Staff at the Denver Public Library are receiving training on how to administer Narcan after six people overdosed at the library since January 1. The library ordered 12 Narcan kits, which were delivered on February 28. It used one of the kits to treat an overdose that very day. “It’s a frightening thing,” said DPL Central Library Administrator Rachel Fewell. “And it can be scary. But I’m feeling less scared now that we have a tool that can help keep people alive.” The library received another shipment of 36 kits in mid-March.
Alanna Aiko Moore, academic liaison coordinator and librarian for sociology, ethnic studies, and gender studies at the University of California–San Diego, has been chosen to receive the 2017 ACRL University Libraries Section Outstanding Professional Development Award. The $1,000 award and plaque, donated by Library Juice Academy, will be presented to Moore at the 2017 ALA Annual Conference in Chicago.
ALA eLearning Solutions will host a new 90-minute workshop, “Programming with Cosplay: Embracing Costume Play in your Library” with Ellyssa Kroski on May 17. Kroski will cover the tools and techniques used by cosplayers, the many different types of events you can host (library comic cons, anime cons, cosplay events, themed library lock-ins), and how to reach out to your cosplay community to get them involved. Registration is through the ALA Store.
Marcy Bidney, curator of the American Geographical Society Library at the University of Wisconsin-Milwaukee, has been selected to receive the 2017 ACRL Western European Studies Section / Slavic and East European Section De Gruyter European Librarianship Study Grant for her project, “Where the Water Flows: Documenting Collections of Late 19th and Early 20th Century Nautical Charts.” Sponsored by the Walter de Gruyter Foundation for Scholarship and Research, the grant provides €2,500 to support a trip to Europe.

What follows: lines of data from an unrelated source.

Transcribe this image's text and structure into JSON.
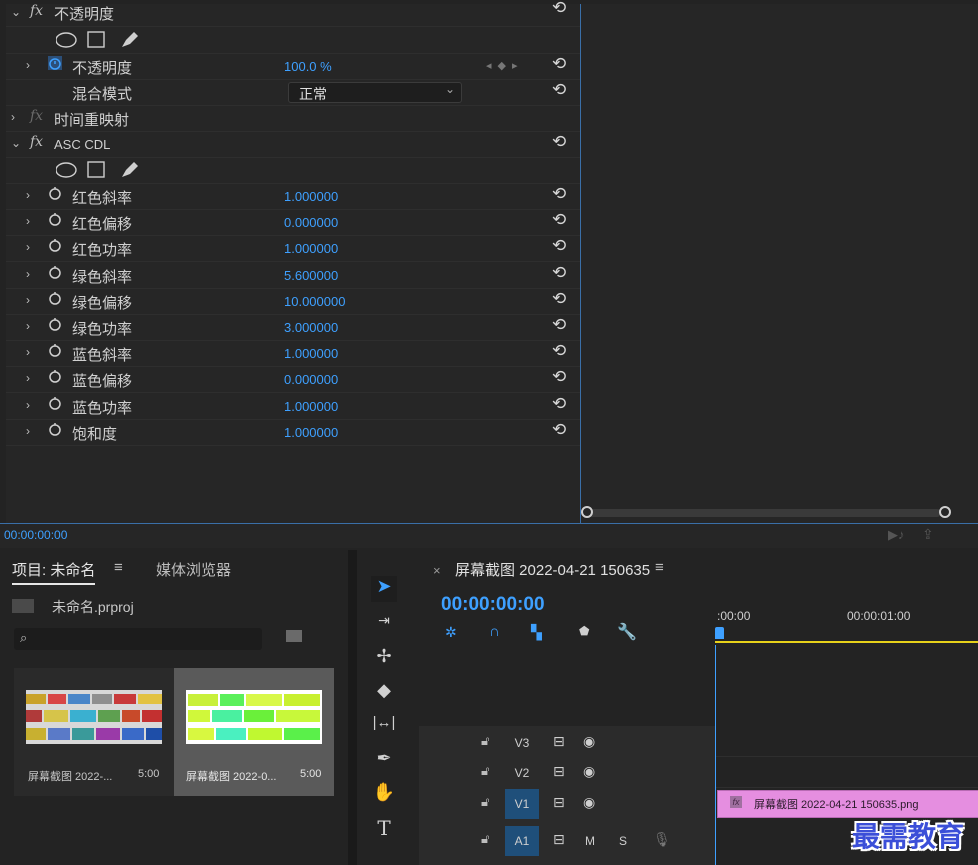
{
  "effects": {
    "opacity_section": "不透明度",
    "opacity_param": "不透明度",
    "opacity_value": "100.0 %",
    "blend_label": "混合模式",
    "blend_value": "正常",
    "time_remap": "时间重映射",
    "asc_cdl": "ASC CDL",
    "fx_symbol": "fx",
    "params": [
      {
        "label": "红色斜率",
        "value": "1.000000"
      },
      {
        "label": "红色偏移",
        "value": "0.000000"
      },
      {
        "label": "红色功率",
        "value": "1.000000"
      },
      {
        "label": "绿色斜率",
        "value": "5.600000"
      },
      {
        "label": "绿色偏移",
        "value": "10.000000"
      },
      {
        "label": "绿色功率",
        "value": "3.000000"
      },
      {
        "label": "蓝色斜率",
        "value": "1.000000"
      },
      {
        "label": "蓝色偏移",
        "value": "0.000000"
      },
      {
        "label": "蓝色功率",
        "value": "1.000000"
      },
      {
        "label": "饱和度",
        "value": "1.000000"
      }
    ],
    "timecode": "00:00:00:00"
  },
  "project": {
    "tab_project": "项目: 未命名",
    "tab_media": "媒体浏览器",
    "menu_icon": "≡",
    "file_name": "未命名.prproj",
    "items": [
      {
        "name": "屏幕截图 2022-...",
        "duration": "5:00"
      },
      {
        "name": "屏幕截图 2022-0...",
        "duration": "5:00"
      }
    ]
  },
  "timeline": {
    "close": "×",
    "sequence_title": "屏幕截图 2022-04-21 150635",
    "menu_icon": "≡",
    "timecode": "00:00:00:00",
    "ruler_start": ":00:00",
    "ruler_one": "00:00:01:00",
    "tracks": [
      {
        "name": "V3"
      },
      {
        "name": "V2"
      },
      {
        "name": "V1"
      },
      {
        "name": "A1",
        "m": "M",
        "s": "S"
      }
    ],
    "clip_fx": "fx",
    "clip_name": "屏幕截图 2022-04-21 150635.png"
  },
  "watermark": "最需教育",
  "colors": {
    "accent_blue": "#3ea0ff",
    "clip_pink": "#e58ee0",
    "playhead_yellow": "#e8d21a"
  }
}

Brian Herzog writes: “One of the things I truly hate is clickbait. I find myself specifically not clicking on things that sound clickbaity, just because I feel insulted by something thinking I can be manipulated. But if it is truly effective, maybe libraries ought to pay attention. So, just as a ‘funny thing to think about but I would never do for real’ project, here are a few of our library programs retitled as clickbait. First, ‘If your baby isn’t doing this, it may never learn to walk!’”
A bookstore in Dallas has found an excusable use for clickbait. As Adweek reports, Wild Detectives is posting headlines to its Facebook page that spin classic works of literature as trashy viral content. When followers click the links, they’re led to full texts of public domain pieces posted on Medium. Dubbed Litbaits, the campaign uses the questionable strategy for a worthwhile purpose. This illustration leads to Gulliver’s Travels.
Jamie Condliffe writes: “The Trump administration has published its first detailed budget, and as expected, it signals bad news for the planet. The proposed cuts to discretionary spending in FY2018 would totally shut down the clean-energy investment arm of the Department of Energy, halt payments to UN climate-change programs, close down many of the EPA’s climate programs, and terminate climate-focused initiatives at NASA and NOAA.”
Nevada Democrats are moving forward a proposal to give library managers clear authority to enforce weapons bans at their facilities. State senators on a judicial panel voted 4–3 along party lines March 16 to advance Senate Bill 115. The proposal would prohibit firearms, explosive devices, knives, clubs, and paint guns from public libraries unless the governing board gives someone written permission to carry one of those weapons. Gun advocates call the measure a vindictive move.